EXERCISE AIM >> All of the data is to be copied without a single change.

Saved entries
***
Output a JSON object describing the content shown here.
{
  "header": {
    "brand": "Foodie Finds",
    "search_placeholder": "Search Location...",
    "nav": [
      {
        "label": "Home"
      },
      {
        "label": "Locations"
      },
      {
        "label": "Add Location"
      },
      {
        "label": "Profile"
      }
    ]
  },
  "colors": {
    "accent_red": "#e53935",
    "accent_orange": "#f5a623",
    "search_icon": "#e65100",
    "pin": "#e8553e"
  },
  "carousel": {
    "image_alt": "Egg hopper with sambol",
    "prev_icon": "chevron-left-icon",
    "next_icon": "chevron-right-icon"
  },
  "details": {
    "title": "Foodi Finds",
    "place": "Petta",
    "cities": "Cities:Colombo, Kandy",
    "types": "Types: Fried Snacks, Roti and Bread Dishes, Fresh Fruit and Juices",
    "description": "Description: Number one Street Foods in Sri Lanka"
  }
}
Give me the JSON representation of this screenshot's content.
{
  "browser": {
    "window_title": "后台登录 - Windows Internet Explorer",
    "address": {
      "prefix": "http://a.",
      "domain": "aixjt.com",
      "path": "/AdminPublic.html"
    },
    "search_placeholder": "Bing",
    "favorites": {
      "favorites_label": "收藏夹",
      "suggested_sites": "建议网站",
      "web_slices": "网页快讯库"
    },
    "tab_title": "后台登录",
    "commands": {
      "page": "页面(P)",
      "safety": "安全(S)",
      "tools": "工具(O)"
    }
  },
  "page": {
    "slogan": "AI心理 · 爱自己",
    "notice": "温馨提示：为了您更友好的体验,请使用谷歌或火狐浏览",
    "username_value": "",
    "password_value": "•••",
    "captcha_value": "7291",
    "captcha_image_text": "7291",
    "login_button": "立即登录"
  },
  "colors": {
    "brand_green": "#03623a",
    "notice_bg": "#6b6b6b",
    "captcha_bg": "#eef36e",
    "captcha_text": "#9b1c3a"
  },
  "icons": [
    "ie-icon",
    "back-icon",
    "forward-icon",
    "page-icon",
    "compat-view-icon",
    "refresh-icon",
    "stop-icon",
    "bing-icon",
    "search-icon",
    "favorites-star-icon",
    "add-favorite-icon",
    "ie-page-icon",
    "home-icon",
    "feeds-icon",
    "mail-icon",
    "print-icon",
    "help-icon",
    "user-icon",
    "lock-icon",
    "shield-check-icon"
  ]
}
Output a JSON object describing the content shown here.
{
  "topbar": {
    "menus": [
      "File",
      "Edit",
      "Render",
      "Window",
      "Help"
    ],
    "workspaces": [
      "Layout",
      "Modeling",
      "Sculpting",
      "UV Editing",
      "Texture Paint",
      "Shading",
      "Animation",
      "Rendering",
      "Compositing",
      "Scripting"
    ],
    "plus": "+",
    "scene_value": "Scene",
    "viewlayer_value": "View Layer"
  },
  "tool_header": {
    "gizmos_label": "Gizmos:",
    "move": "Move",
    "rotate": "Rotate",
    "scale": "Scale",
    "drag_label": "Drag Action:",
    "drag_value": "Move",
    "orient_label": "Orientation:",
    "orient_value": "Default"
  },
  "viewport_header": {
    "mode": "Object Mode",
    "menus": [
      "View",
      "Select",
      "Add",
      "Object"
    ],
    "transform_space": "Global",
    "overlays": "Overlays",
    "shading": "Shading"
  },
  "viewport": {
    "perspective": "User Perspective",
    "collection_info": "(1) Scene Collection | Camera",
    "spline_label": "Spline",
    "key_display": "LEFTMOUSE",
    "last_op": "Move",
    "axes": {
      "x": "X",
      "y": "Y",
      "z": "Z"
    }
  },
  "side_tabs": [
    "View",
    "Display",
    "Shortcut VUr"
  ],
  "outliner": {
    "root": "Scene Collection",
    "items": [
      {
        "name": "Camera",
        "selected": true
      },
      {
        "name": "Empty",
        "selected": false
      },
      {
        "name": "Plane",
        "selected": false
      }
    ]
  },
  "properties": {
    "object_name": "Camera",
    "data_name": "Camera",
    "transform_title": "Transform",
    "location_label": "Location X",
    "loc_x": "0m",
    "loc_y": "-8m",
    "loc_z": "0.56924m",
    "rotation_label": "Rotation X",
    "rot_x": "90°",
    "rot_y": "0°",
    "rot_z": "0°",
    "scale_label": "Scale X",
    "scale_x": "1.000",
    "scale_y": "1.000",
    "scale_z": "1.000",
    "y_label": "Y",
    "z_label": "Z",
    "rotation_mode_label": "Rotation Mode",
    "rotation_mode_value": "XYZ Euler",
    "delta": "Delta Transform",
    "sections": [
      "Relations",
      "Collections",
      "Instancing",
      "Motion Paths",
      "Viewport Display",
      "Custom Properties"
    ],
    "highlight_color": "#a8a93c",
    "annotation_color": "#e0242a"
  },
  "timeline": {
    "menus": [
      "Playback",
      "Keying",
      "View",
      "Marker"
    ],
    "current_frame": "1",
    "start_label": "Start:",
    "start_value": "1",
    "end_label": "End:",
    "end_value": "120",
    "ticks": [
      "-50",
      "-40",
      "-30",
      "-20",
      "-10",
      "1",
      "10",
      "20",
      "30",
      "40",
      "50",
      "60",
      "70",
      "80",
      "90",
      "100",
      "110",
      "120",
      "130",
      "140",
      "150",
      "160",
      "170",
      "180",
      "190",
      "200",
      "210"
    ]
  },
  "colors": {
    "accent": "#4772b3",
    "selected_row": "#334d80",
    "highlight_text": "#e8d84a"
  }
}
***
RESULT >>
Output a JSON object describing the content shown here.
{
  "header": {
    "brand": "Foodie Finds",
    "search_placeholder": "Search Location...",
    "nav": [
      {
        "label": "Home"
      },
      {
        "label": "Locations"
      },
      {
        "label": "Add Location"
      },
      {
        "label": "Profile"
      }
    ]
  },
  "colors": {
    "accent_red": "#e53935",
    "accent_orange": "#f5a623",
    "search_icon": "#e65100",
    "pin": "#e8553e"
  },
  "carousel": {
    "image_alt": "Egg hopper with sambol",
    "prev_icon": "chevron-left-icon",
    "next_icon": "chevron-right-icon"
  },
  "details": {
    "title": "Foodi Finds",
    "place": "Petta",
    "cities": "Cities:Colombo, Kandy",
    "types": "Types: Fried Snacks, Roti and Bread Dishes, Fresh Fruit and Juices",
    "description": "Description: Number one Street Foods in Sri Lanka"
  }
}
Give me the JSON representation of this screenshot's content.
{
  "browser": {
    "window_title": "后台登录 - Windows Internet Explorer",
    "address": {
      "prefix": "http://a.",
      "domain": "aixjt.com",
      "path": "/AdminPublic.html"
    },
    "search_placeholder": "Bing",
    "favorites": {
      "favorites_label": "收藏夹",
      "suggested_sites": "建议网站",
      "web_slices": "网页快讯库"
    },
    "tab_title": "后台登录",
    "commands": {
      "page": "页面(P)",
      "safety": "安全(S)",
      "tools": "工具(O)"
    }
  },
  "page": {
    "slogan": "AI心理 · 爱自己",
    "notice": "温馨提示：为了您更友好的体验,请使用谷歌或火狐浏览",
    "username_value": "",
    "password_value": "•••",
    "captcha_value": "7291",
    "captcha_image_text": "7291",
    "login_button": "立即登录"
  },
  "colors": {
    "brand_green": "#03623a",
    "notice_bg": "#6b6b6b",
    "captcha_bg": "#eef36e",
    "captcha_text": "#9b1c3a"
  },
  "icons": [
    "ie-icon",
    "back-icon",
    "forward-icon",
    "page-icon",
    "compat-view-icon",
    "refresh-icon",
    "stop-icon",
    "bing-icon",
    "search-icon",
    "favorites-star-icon",
    "add-favorite-icon",
    "ie-page-icon",
    "home-icon",
    "feeds-icon",
    "mail-icon",
    "print-icon",
    "help-icon",
    "user-icon",
    "lock-icon",
    "shield-check-icon"
  ]
}
Output a JSON object describing the content shown here.
{
  "topbar": {
    "menus": [
      "File",
      "Edit",
      "Render",
      "Window",
      "Help"
    ],
    "workspaces": [
      "Layout",
      "Modeling",
      "Sculpting",
      "UV Editing",
      "Texture Paint",
      "Shading",
      "Animation",
      "Rendering",
      "Compositing",
      "Scripting"
    ],
    "plus": "+",
    "scene_value": "Scene",
    "viewlayer_value": "View Layer"
  },
  "tool_header": {
    "gizmos_label": "Gizmos:",
    "move": "Move",
    "rotate": "Rotate",
    "scale": "Scale",
    "drag_label": "Drag Action:",
    "drag_value": "Move",
    "orient_label": "Orientation:",
    "orient_value": "Default"
  },
  "viewport_header": {
    "mode": "Object Mode",
    "menus": [
      "View",
      "Select",
      "Add",
      "Object"
    ],
    "transform_space": "Global",
    "overlays": "Overlays",
    "shading": "Shading"
  },
  "viewport": {
    "perspective": "User Perspective",
    "collection_info": "(1) Scene Collection | Camera",
    "spline_label": "Spline",
    "key_display": "LEFTMOUSE",
    "last_op": "Move",
    "axes": {
      "x": "X",
      "y": "Y",
      "z": "Z"
    }
  },
  "side_tabs": [
    "View",
    "Display",
    "Shortcut VUr"
  ],
  "outliner": {
    "root": "Scene Collection",
    "items": [
      {
        "name": "Camera",
        "selected": true
      },
      {
        "name": "Empty",
        "selected": false
      },
      {
        "name": "Plane",
        "selected": false
      }
    ]
  },
  "properties": {
    "object_name": "Camera",
    "data_name": "Camera",
    "transform_title": "Transform",
    "location_label": "Location X",
    "loc_x": "0m",
    "loc_y": "-8m",
    "loc_z": "0.56924m",
    "rotation_label": "Rotation X",
    "rot_x": "90°",
    "rot_y": "0°",
    "rot_z": "0°",
    "scale_label": "Scale X",
    "scale_x": "1.000",
    "scale_y": "1.000",
    "scale_z": "1.000",
    "y_label": "Y",
    "z_label": "Z",
    "rotation_mode_label": "Rotation Mode",
    "rotation_mode_value": "XYZ Euler",
    "delta": "Delta Transform",
    "sections": [
      "Relations",
      "Collections",
      "Instancing",
      "Motion Paths",
      "Viewport Display",
      "Custom Properties"
    ],
    "highlight_color": "#a8a93c",
    "annotation_color": "#e0242a"
  },
  "timeline": {
    "menus": [
      "Playback",
      "Keying",
      "View",
      "Marker"
    ],
    "current_frame": "1",
    "start_label": "Start:",
    "start_value": "1",
    "end_label": "End:",
    "end_value": "120",
    "ticks": [
      "-50",
      "-40",
      "-30",
      "-20",
      "-10",
      "1",
      "10",
      "20",
      "30",
      "40",
      "50",
      "60",
      "70",
      "80",
      "90",
      "100",
      "110",
      "120",
      "130",
      "140",
      "150",
      "160",
      "170",
      "180",
      "190",
      "200",
      "210"
    ]
  },
  "colors": {
    "accent": "#4772b3",
    "selected_row": "#334d80",
    "highlight_text": "#e8d84a"
  }
}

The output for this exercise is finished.